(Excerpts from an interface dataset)
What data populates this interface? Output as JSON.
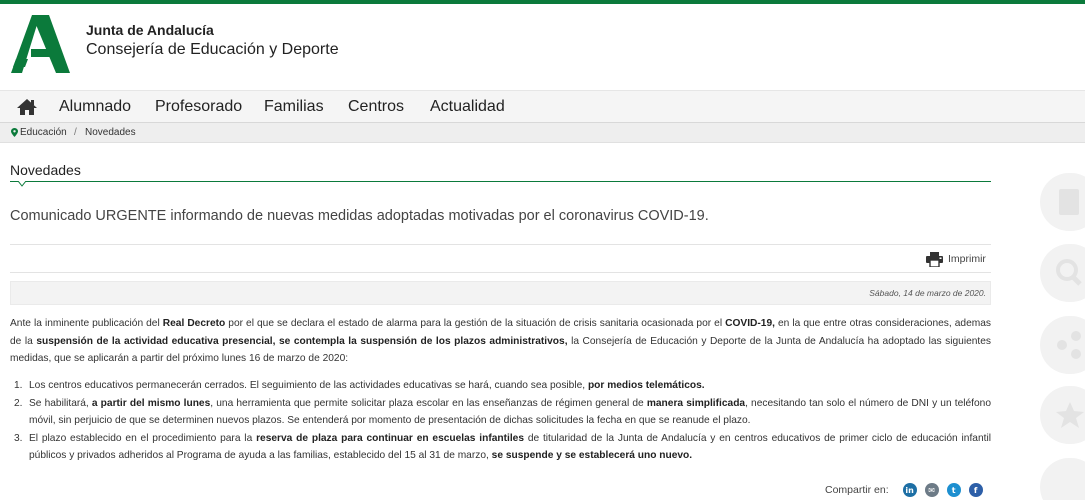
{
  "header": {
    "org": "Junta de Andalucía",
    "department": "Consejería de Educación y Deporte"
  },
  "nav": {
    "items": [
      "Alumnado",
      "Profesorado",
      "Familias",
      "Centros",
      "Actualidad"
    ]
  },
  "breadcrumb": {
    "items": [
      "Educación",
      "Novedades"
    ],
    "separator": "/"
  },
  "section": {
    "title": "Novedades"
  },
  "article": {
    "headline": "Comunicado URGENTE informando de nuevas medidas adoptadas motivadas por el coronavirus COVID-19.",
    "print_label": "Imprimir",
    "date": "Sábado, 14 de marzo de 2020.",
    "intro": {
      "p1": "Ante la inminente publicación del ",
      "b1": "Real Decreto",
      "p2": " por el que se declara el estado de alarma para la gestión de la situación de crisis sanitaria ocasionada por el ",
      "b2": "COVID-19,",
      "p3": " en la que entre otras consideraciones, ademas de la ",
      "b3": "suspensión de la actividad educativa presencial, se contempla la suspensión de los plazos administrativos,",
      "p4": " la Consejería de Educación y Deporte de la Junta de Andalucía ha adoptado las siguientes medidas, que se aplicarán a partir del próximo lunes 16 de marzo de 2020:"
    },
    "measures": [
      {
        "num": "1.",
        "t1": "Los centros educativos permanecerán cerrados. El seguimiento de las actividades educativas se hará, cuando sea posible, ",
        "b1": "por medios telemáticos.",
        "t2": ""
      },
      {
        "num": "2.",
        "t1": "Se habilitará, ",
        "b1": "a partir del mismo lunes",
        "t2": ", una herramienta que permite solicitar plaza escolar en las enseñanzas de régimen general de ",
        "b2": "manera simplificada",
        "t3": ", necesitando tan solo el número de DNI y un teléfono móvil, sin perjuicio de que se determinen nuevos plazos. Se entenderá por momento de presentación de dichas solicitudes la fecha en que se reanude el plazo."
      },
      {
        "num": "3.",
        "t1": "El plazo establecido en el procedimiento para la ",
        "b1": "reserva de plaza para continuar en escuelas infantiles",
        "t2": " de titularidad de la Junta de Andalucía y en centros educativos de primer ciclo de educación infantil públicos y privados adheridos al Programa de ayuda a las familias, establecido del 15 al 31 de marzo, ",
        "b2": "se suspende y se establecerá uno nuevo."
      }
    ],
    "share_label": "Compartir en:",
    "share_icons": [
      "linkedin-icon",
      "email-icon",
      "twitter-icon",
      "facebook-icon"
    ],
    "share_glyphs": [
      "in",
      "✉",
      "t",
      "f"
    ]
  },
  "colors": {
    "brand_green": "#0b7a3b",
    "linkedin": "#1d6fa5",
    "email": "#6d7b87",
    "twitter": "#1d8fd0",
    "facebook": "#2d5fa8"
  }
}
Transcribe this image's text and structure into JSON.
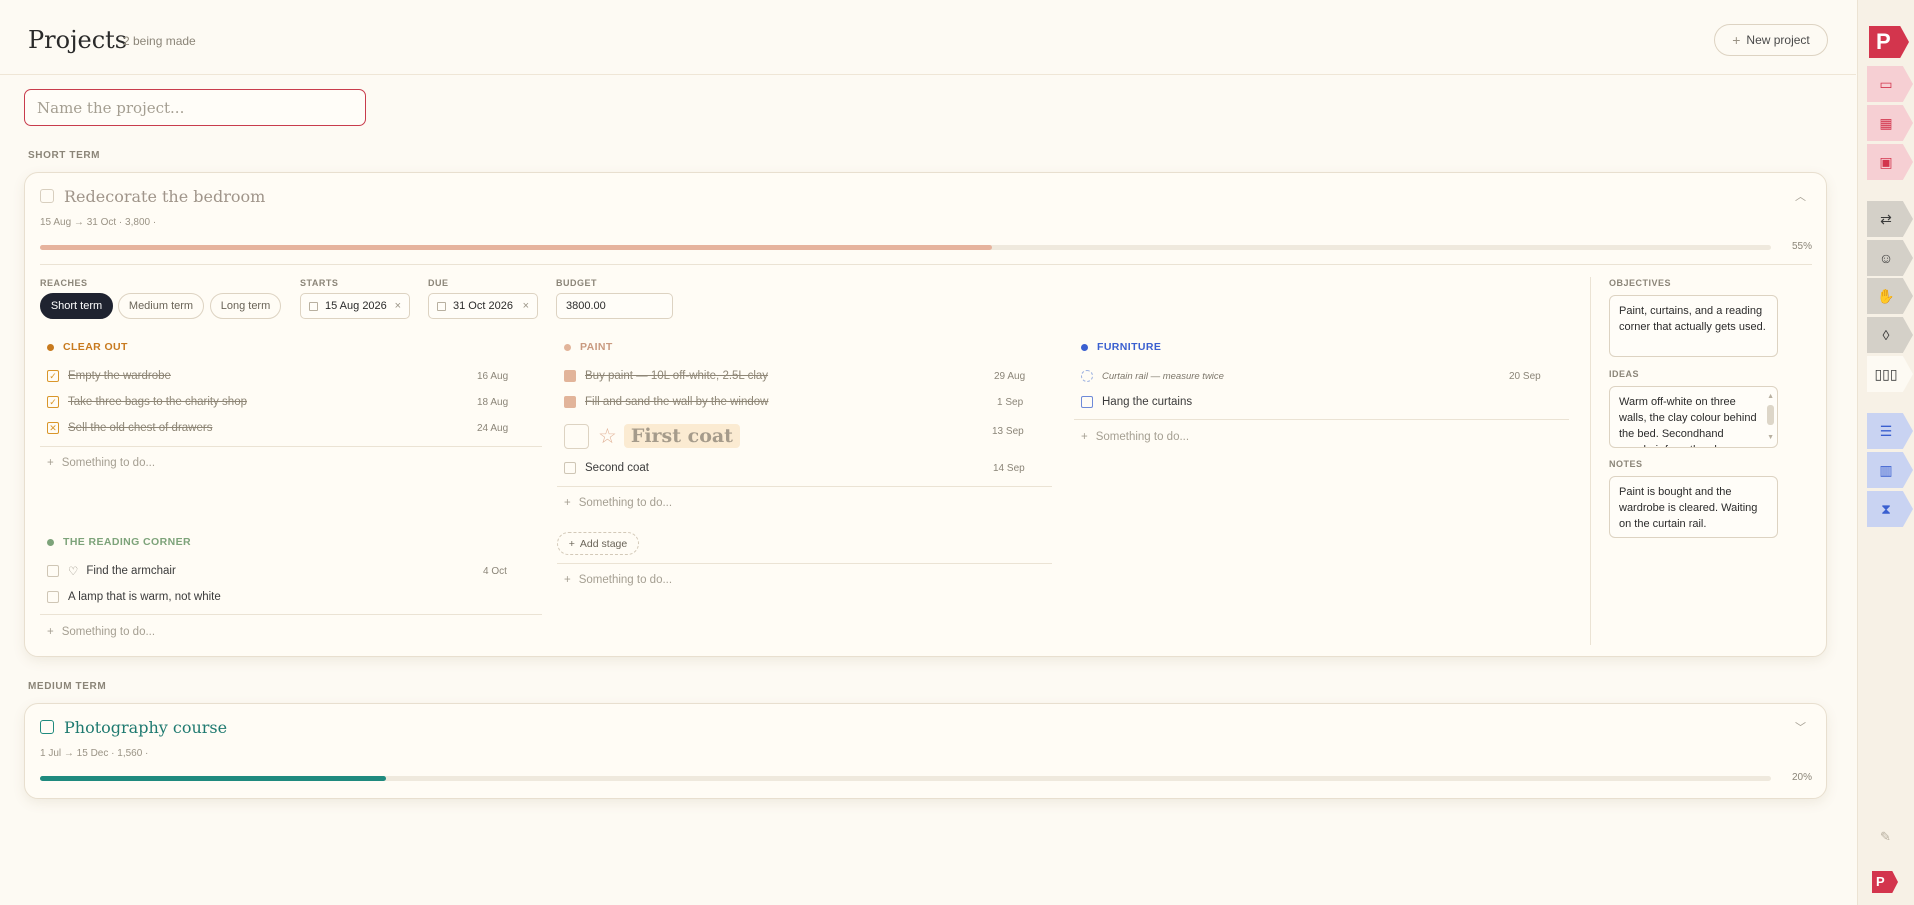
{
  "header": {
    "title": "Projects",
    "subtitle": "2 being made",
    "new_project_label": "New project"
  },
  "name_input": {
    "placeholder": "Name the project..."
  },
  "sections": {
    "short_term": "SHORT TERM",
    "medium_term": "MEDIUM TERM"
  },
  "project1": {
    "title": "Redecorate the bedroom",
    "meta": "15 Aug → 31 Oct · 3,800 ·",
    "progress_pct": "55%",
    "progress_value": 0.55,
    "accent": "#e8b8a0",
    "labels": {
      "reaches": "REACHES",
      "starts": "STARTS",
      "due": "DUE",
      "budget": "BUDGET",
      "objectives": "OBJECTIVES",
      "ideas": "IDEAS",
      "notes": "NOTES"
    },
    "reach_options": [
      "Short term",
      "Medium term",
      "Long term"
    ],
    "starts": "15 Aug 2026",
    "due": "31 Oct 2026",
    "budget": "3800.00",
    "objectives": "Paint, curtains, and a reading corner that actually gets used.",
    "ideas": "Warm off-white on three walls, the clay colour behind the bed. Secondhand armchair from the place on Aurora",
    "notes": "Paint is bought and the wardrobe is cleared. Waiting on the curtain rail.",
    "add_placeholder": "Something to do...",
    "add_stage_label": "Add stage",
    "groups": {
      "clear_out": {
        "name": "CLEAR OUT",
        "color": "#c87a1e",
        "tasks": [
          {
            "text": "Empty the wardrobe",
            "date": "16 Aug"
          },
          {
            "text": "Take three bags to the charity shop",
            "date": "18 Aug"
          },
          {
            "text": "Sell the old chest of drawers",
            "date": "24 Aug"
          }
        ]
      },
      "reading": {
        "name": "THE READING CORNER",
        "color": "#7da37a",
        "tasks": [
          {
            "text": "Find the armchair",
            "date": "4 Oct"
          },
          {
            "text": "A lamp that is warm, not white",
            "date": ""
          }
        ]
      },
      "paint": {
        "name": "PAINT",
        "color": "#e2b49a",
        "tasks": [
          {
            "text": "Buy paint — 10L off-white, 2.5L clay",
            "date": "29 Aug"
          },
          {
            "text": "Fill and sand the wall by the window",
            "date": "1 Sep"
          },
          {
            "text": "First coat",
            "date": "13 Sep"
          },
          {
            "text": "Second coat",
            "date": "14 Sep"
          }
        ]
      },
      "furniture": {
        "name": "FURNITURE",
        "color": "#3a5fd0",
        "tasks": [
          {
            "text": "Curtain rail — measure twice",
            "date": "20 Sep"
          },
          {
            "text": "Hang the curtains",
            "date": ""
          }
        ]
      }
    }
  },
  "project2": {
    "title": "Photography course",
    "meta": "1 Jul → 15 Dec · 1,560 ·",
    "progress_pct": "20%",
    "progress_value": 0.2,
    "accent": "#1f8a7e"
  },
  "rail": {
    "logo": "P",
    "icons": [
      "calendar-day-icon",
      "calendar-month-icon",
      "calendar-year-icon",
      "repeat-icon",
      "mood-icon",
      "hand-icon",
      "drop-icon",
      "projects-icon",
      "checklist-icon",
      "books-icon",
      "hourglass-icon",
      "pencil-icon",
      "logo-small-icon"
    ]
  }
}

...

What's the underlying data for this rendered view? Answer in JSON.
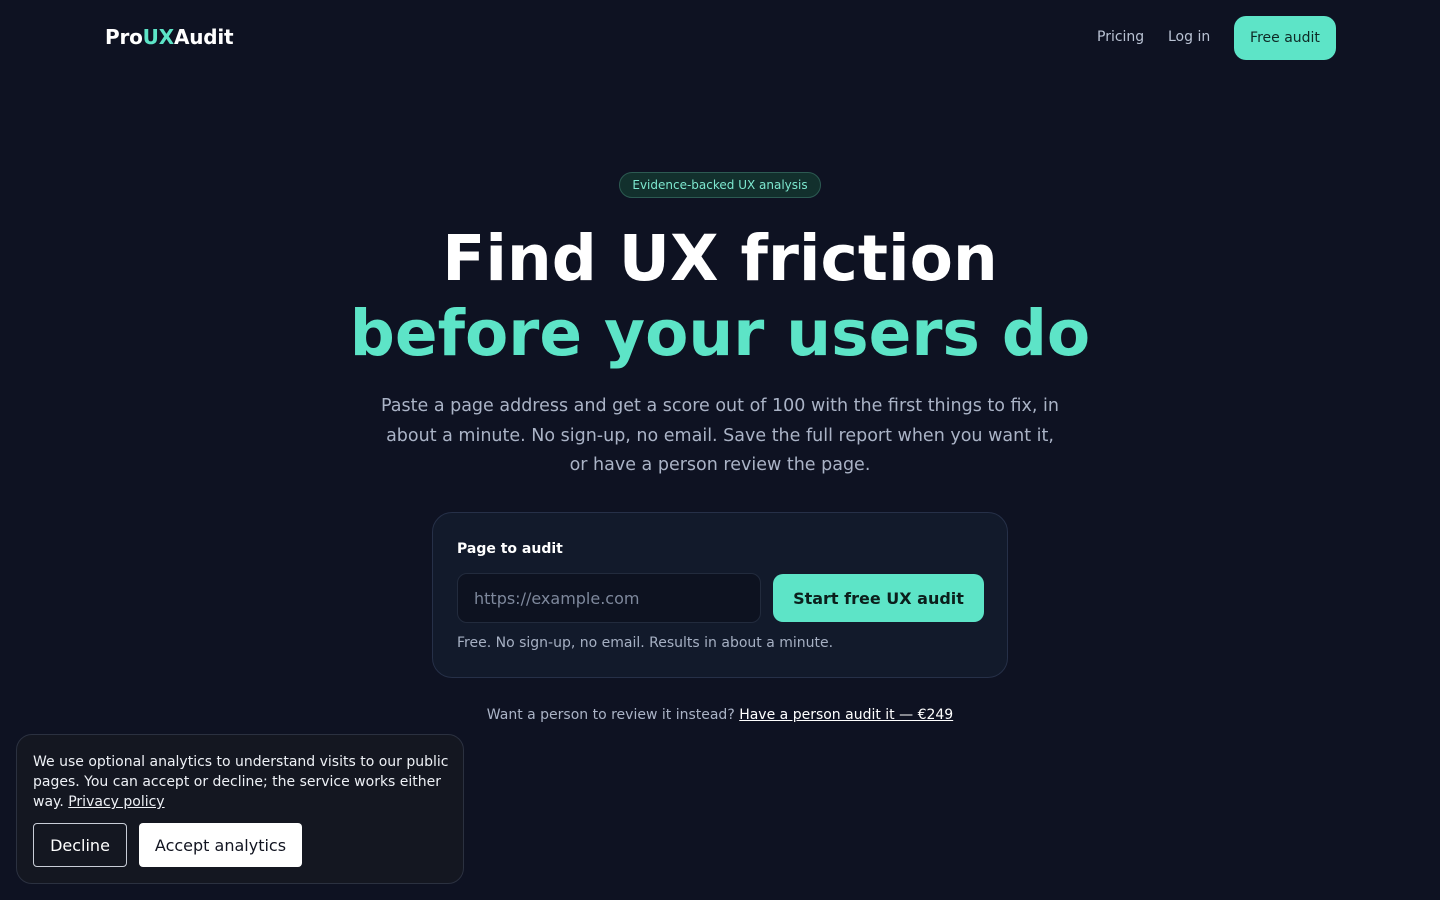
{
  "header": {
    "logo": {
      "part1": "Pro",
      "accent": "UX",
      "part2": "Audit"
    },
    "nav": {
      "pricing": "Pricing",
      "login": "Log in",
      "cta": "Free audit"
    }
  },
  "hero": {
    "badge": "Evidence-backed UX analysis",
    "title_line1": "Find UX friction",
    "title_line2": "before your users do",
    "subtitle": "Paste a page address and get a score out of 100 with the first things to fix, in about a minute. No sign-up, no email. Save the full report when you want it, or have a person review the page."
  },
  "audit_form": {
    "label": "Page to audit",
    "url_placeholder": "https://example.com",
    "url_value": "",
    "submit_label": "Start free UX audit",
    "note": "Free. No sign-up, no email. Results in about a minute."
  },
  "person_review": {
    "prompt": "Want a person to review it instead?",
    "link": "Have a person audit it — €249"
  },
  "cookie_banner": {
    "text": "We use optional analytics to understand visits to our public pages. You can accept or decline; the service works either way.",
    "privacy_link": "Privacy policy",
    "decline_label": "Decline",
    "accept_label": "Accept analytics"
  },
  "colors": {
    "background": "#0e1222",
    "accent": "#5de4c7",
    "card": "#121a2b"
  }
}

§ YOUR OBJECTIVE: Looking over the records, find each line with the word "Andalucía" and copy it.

§ WRITTEN RESPONSE:
    "org": "Junta de Andalucía",
      "p4": " la Consejería de Educación y Deporte de la Junta de Andalucía ha adoptado las siguientes medidas, que se aplicarán a partir del próximo lunes 16 de marzo de 2020:"
        "t2": " de titularidad de la Junta de Andalucía y en centros educativos de primer ciclo de educación infantil públicos y privados adheridos al Programa de ayuda a las familias, establecido del 15 al 31 de marzo, ",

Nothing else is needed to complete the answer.